Review by: dancingonrain.

Ismae, a seventeen year old girl, escapes her arranged marriage to an abusive man by seeking shelter at the convent of St. Mortian.  Here, the sisters serve the Death God and are trained in his secrets to become assassins, handmaidens of Death.  In order for her to live at the convent, she must learn to destroy the lives of others marked by death.

This leads to her most important assignment at the high court of Brittany, a mission she is heavily under prepared and under experienced for, especially when the convent orders her to deliver Death’s vengeance against the man who has stolen her heart.

Even after I finished reading this book, I still haven’t made my mind up about it.  While there where some entertaining scenes, I also found myself bored at other parts.   This book had been recommended to me by a friend who wanted to know what I thought about it and now that we’ve discussed it, she was in the same boat as me.

While this book was fairly predictable and I think had too much of a happy-esque ending that didn’t seem all that realistic, it still did have its suspenseful moments.  But despite that, some of the prose brought me out of the story, especially some of the dialogue.  I realize this is set in an earlier time, but while I was reading, I couldn’t help but feel like normal people wouldn’t talk like that.  It wouldn’t have been as big of a deal if the older dialogue and prose had been consistent, but it wasn’t, which made it feel choppy whenever it used dialogue that didn’t seem realistic.

While this book wasn’t particularly my cup of tea, I’m sure there is someone out there who would enjoy it.  My advice would be to sit down and read it at a store or library before you decide to purchase it.  I’m not sure if I’d buy the second book in this series, but I may read it at a library or a store if I had free time, but it probably wouldn’t be any time soon.

A Different Kind of Daughter: The Girl Who Hid from the Taliban in Plain Sight by Maria Toorpakai with Katharine Holstein Book Review

Review by: dancingonrain

Maria Toorpakai was born a girl, but raised as a boy (Genghis Khan) in order to have a freer life and not be restricted to the lack of freedom women had in the Middle East.  Her secret was eventually discovered and she had to figure out if she wanted to hide her true self in order to keep everyone she cares about safe or if she wanted to be who she is despite the inevitable consequences.

I’m normally more of a fantasy/adventure junkie and can’t stand anything written about the “real world,” but I was trying to broaden the genres I read.  This book seemed as good as any to start and I must say that I did enjoy it overall.

While a good part of the beginning was backstory and I lost interest through pages and pages of it, but this was also more of a personal preference rather than a book flaw.  I personally would have much rather seen more about her story with squash since that seemed like her true passion and that it presented problems for girls in Middle East.  While the book definitely spent a good amount of time on this topic, I think I would have loved if it had expanded on her and her love of the sport despite harassment more rather than the backstory of moving from place to place.  Still, I did like the book despite my preferences.

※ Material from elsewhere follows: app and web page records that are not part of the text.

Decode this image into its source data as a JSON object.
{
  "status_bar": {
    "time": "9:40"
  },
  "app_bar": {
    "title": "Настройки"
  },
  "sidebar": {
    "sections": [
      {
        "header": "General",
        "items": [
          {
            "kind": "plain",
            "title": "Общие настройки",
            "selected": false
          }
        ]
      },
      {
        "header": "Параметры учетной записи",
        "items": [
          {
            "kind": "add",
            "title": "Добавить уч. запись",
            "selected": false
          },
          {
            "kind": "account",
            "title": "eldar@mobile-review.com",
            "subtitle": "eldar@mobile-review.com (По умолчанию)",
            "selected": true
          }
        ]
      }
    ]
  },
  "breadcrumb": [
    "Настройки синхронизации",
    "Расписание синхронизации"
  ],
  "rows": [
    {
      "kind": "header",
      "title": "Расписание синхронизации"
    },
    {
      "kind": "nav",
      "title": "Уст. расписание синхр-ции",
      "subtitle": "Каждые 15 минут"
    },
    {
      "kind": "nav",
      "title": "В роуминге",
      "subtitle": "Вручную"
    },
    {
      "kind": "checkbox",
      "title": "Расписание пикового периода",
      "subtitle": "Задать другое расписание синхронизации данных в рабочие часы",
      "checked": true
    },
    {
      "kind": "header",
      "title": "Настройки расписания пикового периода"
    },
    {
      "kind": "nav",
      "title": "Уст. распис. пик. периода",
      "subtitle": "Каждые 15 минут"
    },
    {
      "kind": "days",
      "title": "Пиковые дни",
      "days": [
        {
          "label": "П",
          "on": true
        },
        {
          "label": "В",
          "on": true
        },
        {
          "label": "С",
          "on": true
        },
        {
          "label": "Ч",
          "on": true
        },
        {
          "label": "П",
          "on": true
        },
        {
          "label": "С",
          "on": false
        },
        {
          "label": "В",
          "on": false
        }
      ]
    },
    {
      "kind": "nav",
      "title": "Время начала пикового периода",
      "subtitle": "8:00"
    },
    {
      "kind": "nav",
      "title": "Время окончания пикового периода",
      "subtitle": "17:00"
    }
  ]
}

I thought this book did a great job with characterizing Maria/Genghis.  I didn’t know if that was intentional or not, but one part of the backstory that was useful was we got to see what a scrapper she was and while I would have preferred the prose showed it more rather than told it, I still thought it was presented successfully.

One aspect of this book that I thought was well done was it showed me just how bad life for anyone living there at the time was and even now.  I always knew it was hard for the people living there with the Taliban, but now I have a little more insight into it and from the perspective from someone who actually lived there and not just what the U.S. news decided to tell (or not tell) you.

And despite the fact that I’m not a religious person, I did enjoy the philosophical discussions Maria/Genghis had about religion and other aspects with her father.

Overall, while this genre is not my usual cup of tea and some of the excessive background story detached me from the story on occasion, I still enjoyed this novel of one girl’s struggles and who ultimately perseveres in the end.